When looking at your competitor’s website, makes sure to go through their navigation and visit different pages. Make a note of the links on the homepage, the anchor text of those links, and write down the keywords they’re using.
This is one of the first steps to unraveling a competitor’s strategy. Make sure to travel one or two steps down the hierarchy to see the secondary and tertiary keywords on your competitor’s minds.
Record these keywords in a spreadsheet and enter them into Google Keyword Planner to find their search volume.
Diving Into Their Code
Aside from looking at their backlink strategy and site structure, I’ll also take a look at their technical SEO features, whether or not they’re using AMP pages, the structure of their canonical logic, and whether they’re using special meta tags to prevent certain pages from being indexed.

In order to dissect their SEO foundation, I go straight to the source code — tearing through my favorite HTML tags to find their strategies. If you’re using a Mac, then press ⌘ + alt + u to see the source code. Separate their website into page types and record the features on each different page type. In the source code, make sure to look for the presence and placement of the following:

  • Title tag
  • NoIndex/NoFollow
  • Meta description
  • Canonical tag
  • Hreflang

Write out the context in which some of these tags are used on the page to get more insight into their purpose. Is the canonical tag used to prevent duplicate content somewhere? Is there a reason this page, of all others, would have a NoIndex, NoFollow tag?
And, if you’re lucky, they might just leave you a breadcrumb trail by including the word SEO in their source code.
How I Look for Keywords?
Similar to how I review the technical SEO on each page type, I’ll also read through the text to find keywords they’re targeting. The easiest way to do this is to look for repetition.
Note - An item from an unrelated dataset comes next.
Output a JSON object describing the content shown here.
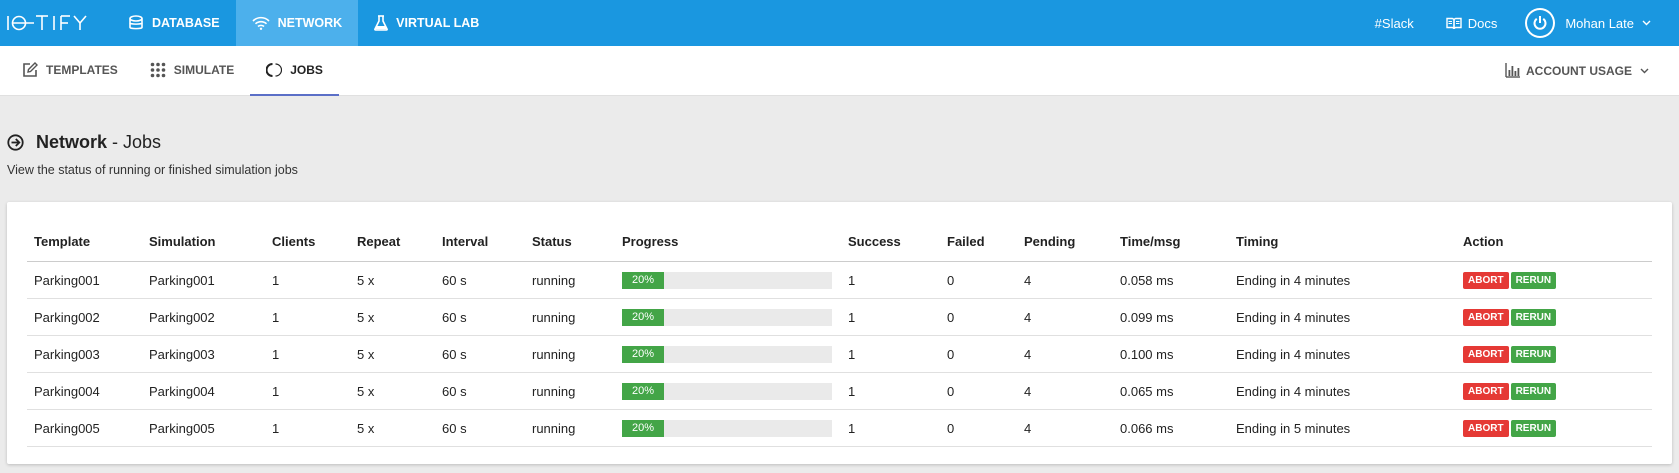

What words are used in the title tag, meta description, and across the page? Are there words that are similar which they might be using that are relevant?

When it comes to a website’s product or service page the keyword focus is usually fairly obvious, but I find that discerning top of funnel content can be slightly more difficult. Often not everything on a blog is written for SEO, so you’ll need to determine the purpose of a blog post to avoid spending time on analyzing webpages with no keyword focus.
I find a system of reduction easier than trying to meet a set of criteria. To remove the cruff, I’ll put the title tags of their latest 50-100 posts in a spreadsheet and read each one to look for the intent. If the post titles contain any of the following, then I remove them from my list:

  • Personal/company news or updates.
  • List, top 10, and any other ‘click-bait’ looking titles, often including numbers, hyperbolic words, and maybe even a promise.

The keywords you’re left with will vary widely by industry. For some, it might be a list of traditional how to posts, while for others it will be information about a niche topic — like things to do in Boston or different types of coffee.

Once I have a list of keywords, I’ll head back to the Google Keyword Planner to find which of them have search volume. You can use the keywords you find to find to create content. Make sure to look at the competitors who are raking for top of funnel content to find keywords that you can compete on.
Your competitors websites are there to offer inspiration for SEO campaigns to work on in the future. When you’re putting together your SEO strategy, whether it be for one month or one quarter, you can use competitor data you gathered to provide insight into what strategies you want to use.
To synthesize what you learned, write down 3-5 observations from each category: backlinks, site structure, technical SEO, and content. Then, write down a goal related to the most important of these categories and how you’ll accomplish it. With a plan in hand, informed by your competitors with a twist of your own, you’ll have an SEO plan that’s actionable and easier to measure.